Two of my work friends/house mates; Becca and Becca (both from Manchester) ditinguishable via Blonde/Brown, Loud/Quiet, Tall/Small were going on the Uluru tour so after a good week at work I jumped at the chance to go with me. The tour itself was 2 nights in a hostel, 2 nights camping, including all food and transport within the outback for just $350. However, the flight for Melbourne to Alice Springs cost $500 return because they know the only reason why people fly to the middle of Australia is to see this giant rock (and the odd worker or two who probably get paid expenses anyway) Sunday morning 9am boarding the plane after an epic leaving party for the two Beccas who’d had half an hour sleep (surprised they were let on the plane) I forgot pretty much everything you need for the outback, sunglasses, suncream, camera charger (battery was on one,) bikini and towel. Pretty much had with me, one pair of shorts and five t-shirts. Serves me right for packing at 3am i guess.

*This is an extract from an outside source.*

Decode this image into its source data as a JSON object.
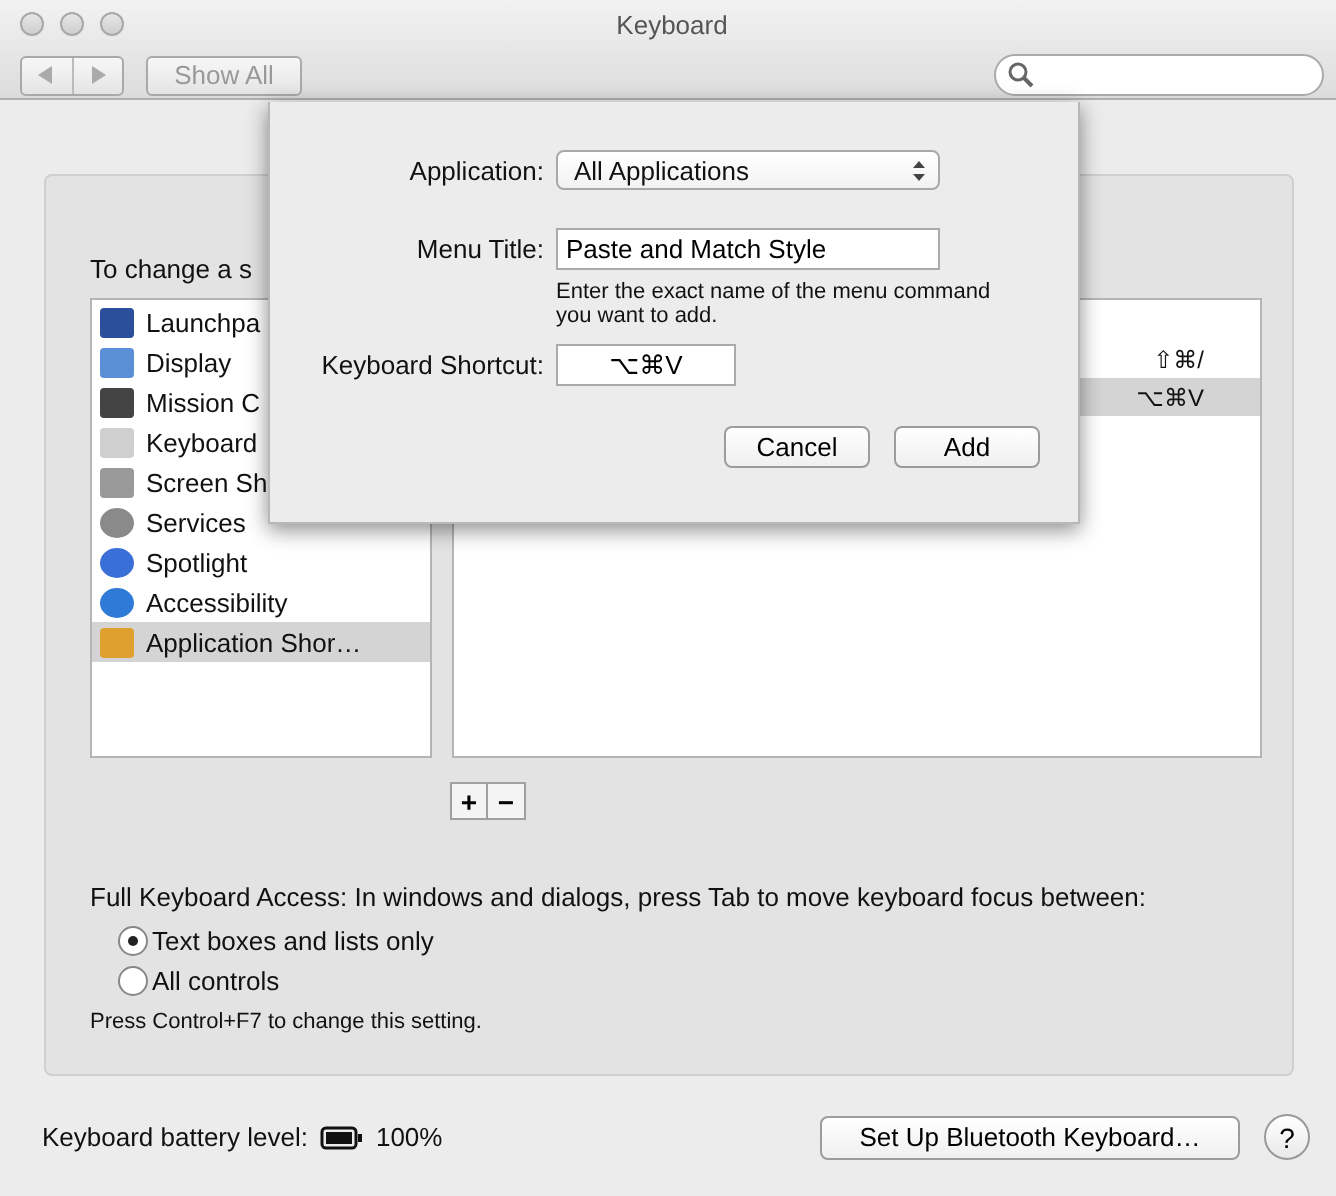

We finally arrived in Alice Springs 2.5 hours later, skipping 1.5 hours ahead in time after the most disgusting plane food to date: ‘falafel and aubergine’ wrap and all we wanted to do was sleep so we headed to our hostel and passed out for the day. Quick trip out for food and back to sleep for our 5am wake up call. 5am Monday morning we boarded the bus and headed into the wilderness, the first thing to mention is that we were in 40 degree heat on a tiny mini bus packed with 24 people – thank god for a/c and the litres of water we stocked up with. Our first stop was at the Camel Farm, Blonde Becca: “if we can get 3 on a camel i’ll definitely pay $100 to do it.” Unfortunately we wern’t allowed three on a camel but it was a mere $6 for two on a camel; probably the cheapest thing i’ve found in Australia in terms of value. Second stop was at a Cattle station where I got to stroke a dingo, he’d been living with the family since he was a pup so wasn’t too wild.
5 hours later we arrived at our camp site where we fuelled up on sandwiches before heading to the Kings Canyon. We had the choice of a 1km walk through the middle of the canyon or a 6km trek around the perimeter of the canyon. “go big or go home” i went big and nearly died on the first part of the trek, only 300 steps in 40 degrees…. eazy. The canyon was beautiful, formed by an eathquake had created amazing rock formations in the red and yellow sandstone. 4.5 l water and 3 hours later we were back on the ground and made our way back to camp for some spaghetti before laying our swags for the night. A swag is an Australian sleeping bag, basically a foam matress inside a sleeping bag. Probably one of the best nights sleep i’ve had in my life, you could see every star in the sky, the milkways, several planets and complete silence.
Tuesday, the second day of the tour we got up, packed up and headed to Uluru, passing a sign ‘next services 184km’ I can’t really tell you that much because you should just go and see it yourself !! we walked half the perimeter of the base, about 6km taking thousands of photographs, rhino came on the walk because he also really wanted to see the beauty. Around 6pm we headed to sunset where we watched the sun set on Uluru changing the brown rock into a magnificent deep red colour.
Wednesday morning we awoke to The Lion King soundtrack at 4am to go and watch the sunrise behind Uluru; again one of the most beautiful things i’ve seen watching the sun rise above this giant rock uplifted onto this vast flat plain of desert. After the sunrose we headed to Valley of the winds, 7.5km trek completed before 10am… why not. The valley of the winds was like a scene from the Land Before Time, the rocks formed small valleys in between them hence gaining its name. After our trek we had a quick lunch and headed back to Alice Springs for a group pub dinner and once again passed out in bed from the heat/so much walkkkiiinngggggg…..
The next day I flew back to Melbourne, only had to wait on the aeroplane for an hour at Melbourne airport on the runway because we weren’t allowed to get off due to a storm brewing overhead.